■ What to produce: Look through the entries for the string "value", and copy each line that holds it.

■ Dataset content:
§

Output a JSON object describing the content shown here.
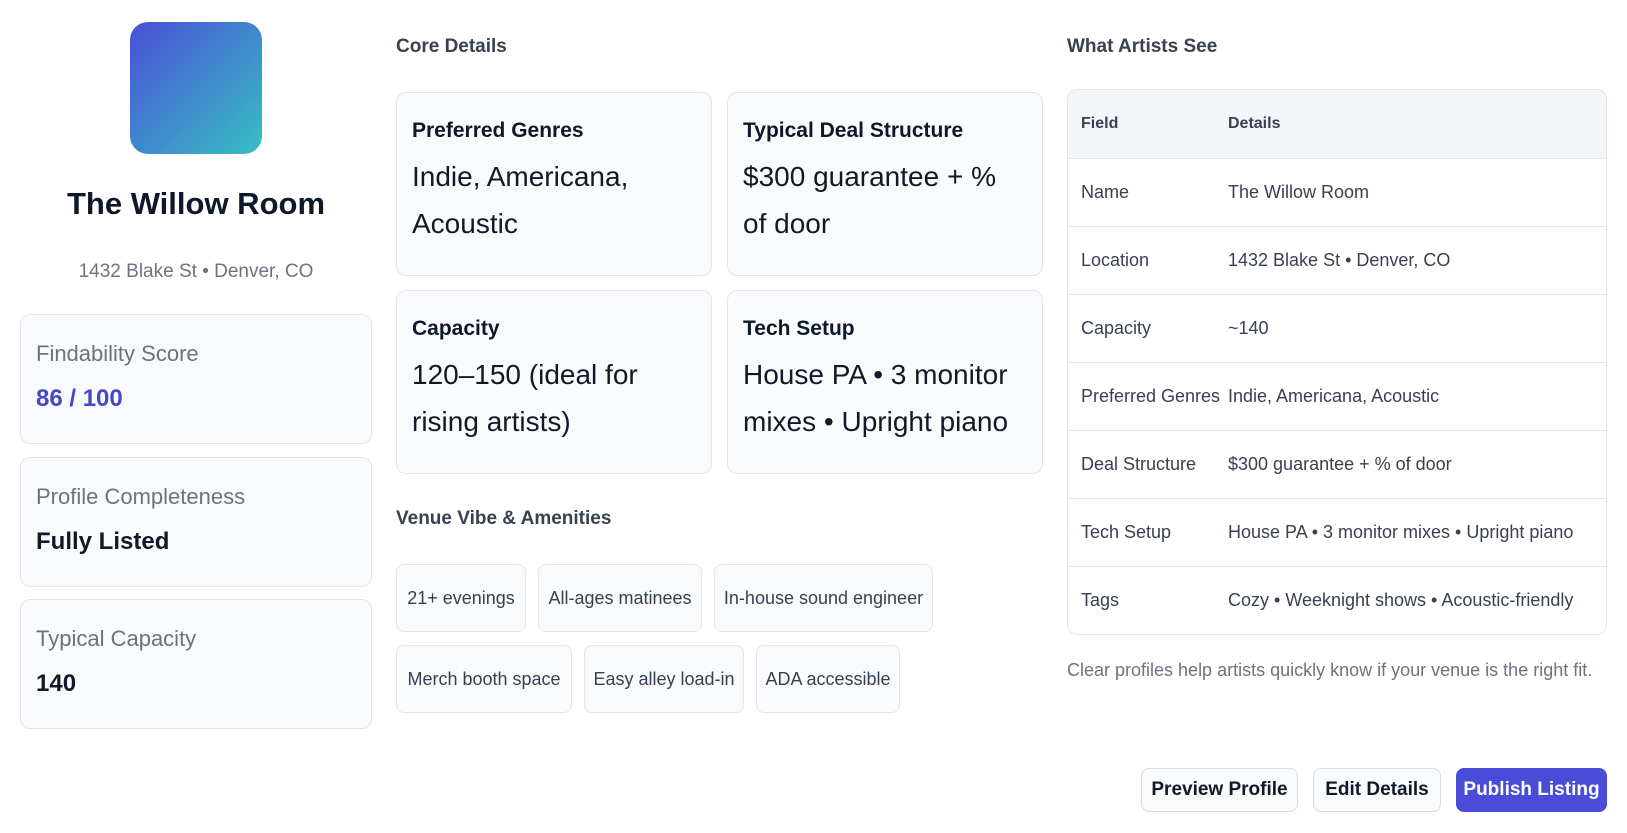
{
  "venue": {
    "name": "The Willow Room",
    "address": "1432 Blake St • Denver, CO"
  },
  "stats": [
    {
      "label": "Findability Score",
      "value": "86 / 100"
    },
    {
      "label": "Profile Completeness",
      "value": "Fully Listed"
    },
    {
      "label": "Typical Capacity",
      "value": "140"
    }
  ],
  "core": {
    "title": "Core Details",
    "cards": [
      {
        "title": "Preferred Genres",
        "value": "Indie, Americana, Acoustic"
      },
      {
        "title": "Typical Deal Structure",
        "value": "$300 guarantee + % of door"
      },
      {
        "title": "Capacity",
        "value": "120–150 (ideal for rising artists)"
      },
      {
        "title": "Tech Setup",
        "value": "House PA • 3 monitor mixes • Upright piano"
      }
    ]
  },
  "vibe": {
    "title": "Venue Vibe & Amenities",
    "tags": [
      "21+ evenings",
      "All-ages matinees",
      "In-house sound engineer",
      "Merch booth space",
      "Easy alley load-in",
      "ADA accessible"
    ]
  },
  "artist_view": {
    "title": "What Artists See",
    "headers": [
      "Field",
      "Details"
    ],
    "rows": [
      [
        "Name",
        "The Willow Room"
      ],
      [
        "Location",
        "1432 Blake St • Denver, CO"
      ],
      [
        "Capacity",
        "~140"
      ],
      [
        "Preferred Genres",
        "Indie, Americana, Acoustic"
      ],
      [
        "Deal Structure",
        "$300 guarantee + % of door"
      ],
      [
        "Tech Setup",
        "House PA • 3 monitor mixes • Upright piano"
      ],
      [
        "Tags",
        "Cozy • Weeknight shows • Acoustic-friendly"
      ]
    ],
    "note": "Clear profiles help artists quickly know if your venue is the right fit."
  },
  "actions": {
    "preview": "Preview Profile",
    "edit": "Edit Details",
    "publish": "Publish Listing"
  },
  "colors": {
    "accent": "#4a4bd8",
    "score": "#4348c4"
  }
}
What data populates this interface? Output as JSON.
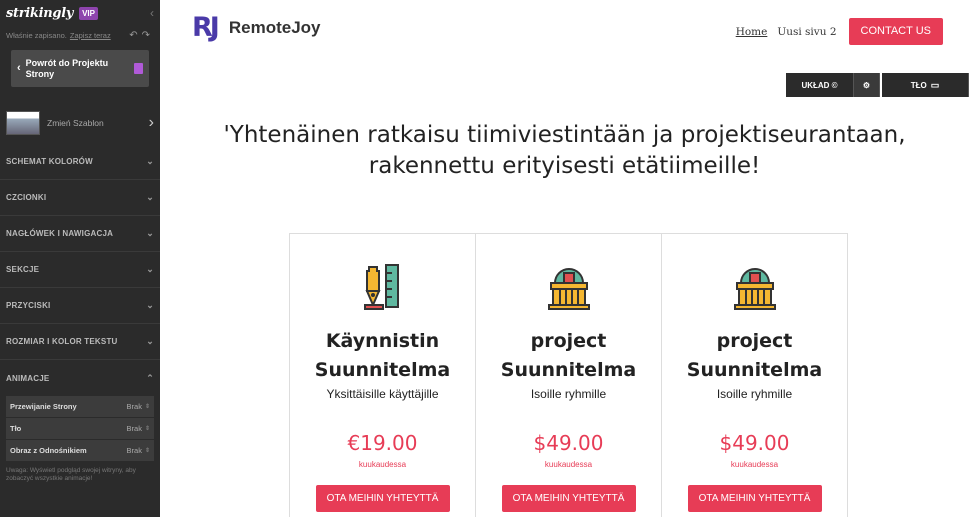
{
  "sidebar": {
    "logo": "strikingly",
    "vip": "VIP",
    "saved_text": "Właśnie zapisano.",
    "save_now": "Zapisz teraz",
    "back_label": "Powrót do Projektu Strony",
    "change_template": "Zmień Szablon",
    "sections": [
      {
        "label": "SCHEMAT KOLORÓW"
      },
      {
        "label": "CZCIONKI"
      },
      {
        "label": "NAGŁÓWEK I NAWIGACJA"
      },
      {
        "label": "SEKCJE"
      },
      {
        "label": "PRZYCISKI"
      },
      {
        "label": "ROZMIAR I KOLOR TEKSTU"
      },
      {
        "label": "ANIMACJE"
      }
    ],
    "animations": [
      {
        "label": "Przewijanie Strony",
        "value": "Brak"
      },
      {
        "label": "Tło",
        "value": "Brak"
      },
      {
        "label": "Obraz z Odnośnikiem",
        "value": "Brak"
      }
    ],
    "hint": "Uwaga: Wyświetl podgląd swojej witryny, aby zobaczyć wszystkie animacje!"
  },
  "site": {
    "brand_mark": "RJ",
    "brand_name": "RemoteJoy",
    "nav": {
      "home": "Home",
      "page2": "Uusi sivu 2",
      "contact": "CONTACT US"
    },
    "layout_bar": {
      "layout": "UKŁAD ©",
      "background": "TŁO"
    },
    "headline_1": "'Yhtenäinen ratkaisu tiimiviestintään ja projektiseurantaan,",
    "headline_2": "rakennettu erityisesti etätiimeille!",
    "plans": [
      {
        "title_1": "Käynnistin",
        "title_2": "Suunnitelma",
        "subtitle": "Yksittäisille käyttäjille",
        "price": "€19.00",
        "period": "kuukaudessa",
        "cta": "OTA MEIHIN YHTEYTTÄ",
        "icon": "drafting-tools-icon"
      },
      {
        "title_1": "project",
        "title_2": "Suunnitelma",
        "subtitle": "Isoille ryhmille",
        "price": "$49.00",
        "period": "kuukaudessa",
        "cta": "OTA MEIHIN YHTEYTTÄ",
        "icon": "building-icon"
      },
      {
        "title_1": "project",
        "title_2": "Suunnitelma",
        "subtitle": "Isoille ryhmille",
        "price": "$49.00",
        "period": "kuukaudessa",
        "cta": "OTA MEIHIN YHTEYTTÄ",
        "icon": "building-icon"
      }
    ]
  },
  "colors": {
    "accent": "#e73c56",
    "brand": "#4a3aa8",
    "sidebar": "#2b2b2b"
  }
}
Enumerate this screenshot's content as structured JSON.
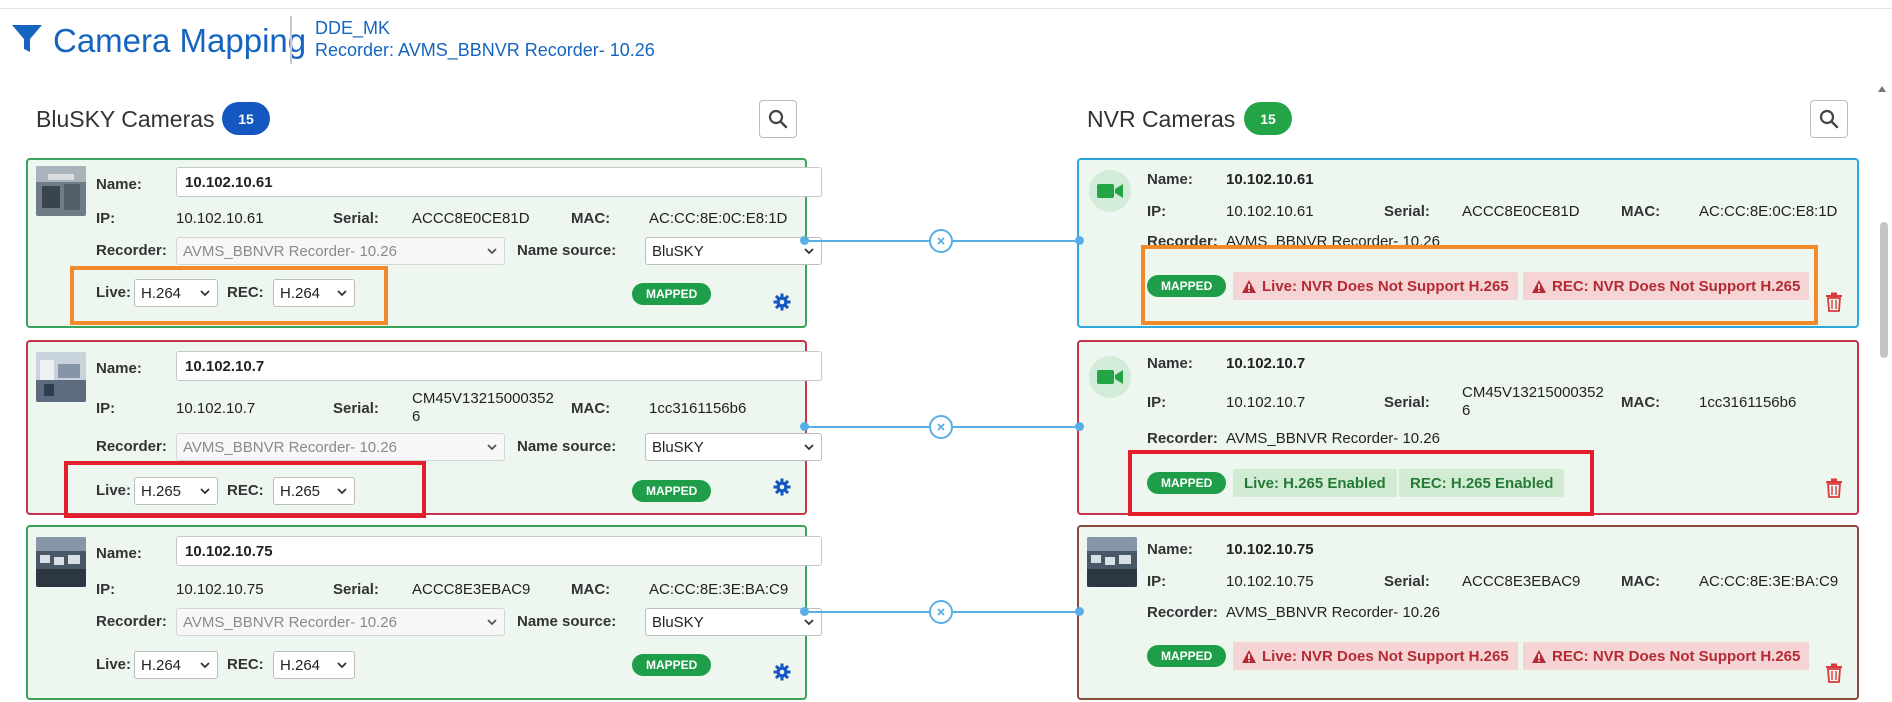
{
  "header": {
    "title": "Camera Mapping",
    "site": "DDE_MK",
    "recorder": "Recorder: AVMS_BBNVR Recorder- 10.26"
  },
  "left_panel": {
    "title": "BluSKY Cameras",
    "count": "15"
  },
  "right_panel": {
    "title": "NVR Cameras",
    "count": "15"
  },
  "labels": {
    "name": "Name:",
    "ip": "IP:",
    "serial": "Serial:",
    "mac": "MAC:",
    "recorder": "Recorder:",
    "name_source": "Name source:",
    "live": "Live:",
    "rec": "REC:",
    "mapped": "MAPPED"
  },
  "bluesky_cameras": [
    {
      "name": "10.102.10.61",
      "ip": "10.102.10.61",
      "serial": "ACCC8E0CE81D",
      "mac": "AC:CC:8E:0C:E8:1D",
      "recorder": "AVMS_BBNVR Recorder- 10.26",
      "name_source": "BluSKY",
      "live": "H.264",
      "rec": "H.264",
      "status": "MAPPED"
    },
    {
      "name": "10.102.10.7",
      "ip": "10.102.10.7",
      "serial_line1": "CM45V13215000352",
      "serial_line2": "6",
      "mac": "1cc3161156b6",
      "recorder": "AVMS_BBNVR Recorder- 10.26",
      "name_source": "BluSKY",
      "live": "H.265",
      "rec": "H.265",
      "status": "MAPPED"
    },
    {
      "name": "10.102.10.75",
      "ip": "10.102.10.75",
      "serial": "ACCC8E3EBAC9",
      "mac": "AC:CC:8E:3E:BA:C9",
      "recorder": "AVMS_BBNVR Recorder- 10.26",
      "name_source": "BluSKY",
      "live": "H.264",
      "rec": "H.264",
      "status": "MAPPED"
    }
  ],
  "nvr_cameras": [
    {
      "name": "10.102.10.61",
      "ip": "10.102.10.61",
      "serial": "ACCC8E0CE81D",
      "mac": "AC:CC:8E:0C:E8:1D",
      "recorder": "AVMS_BBNVR Recorder- 10.26",
      "status": "MAPPED",
      "live_msg": "Live: NVR Does Not Support H.265",
      "rec_msg": "REC: NVR Does Not Support H.265"
    },
    {
      "name": "10.102.10.7",
      "ip": "10.102.10.7",
      "serial_line1": "CM45V13215000352",
      "serial_line2": "6",
      "mac": "1cc3161156b6",
      "recorder": "AVMS_BBNVR Recorder- 10.26",
      "status": "MAPPED",
      "live_msg": "Live: H.265 Enabled",
      "rec_msg": "REC: H.265 Enabled"
    },
    {
      "name": "10.102.10.75",
      "ip": "10.102.10.75",
      "serial": "ACCC8E3EBAC9",
      "mac": "AC:CC:8E:3E:BA:C9",
      "recorder": "AVMS_BBNVR Recorder- 10.26",
      "status": "MAPPED",
      "live_msg": "Live: NVR Does Not Support H.265",
      "rec_msg": "REC: NVR Does Not Support H.265"
    }
  ],
  "colors": {
    "brand_blue": "#1565c0",
    "mapped_green": "#1e9e48",
    "card_bg": "#edf7ef",
    "warning_red": "#b52b33",
    "highlight_orange": "#f28a2c",
    "highlight_red": "#e51e2c"
  }
}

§

■ Answer box:
      "value": "86 / 100"
      "value": "Fully Listed"
      "value": "140"
        "value": "Indie, Americana, Acoustic"
        "value": "$300 guarantee + % of door"
        "value": "120–150 (ideal for rising artists)"
        "value": "House PA • 3 monitor mixes • Upright piano"
        "value": "Brak"
        "value": "Brak"
        "value": "Brak"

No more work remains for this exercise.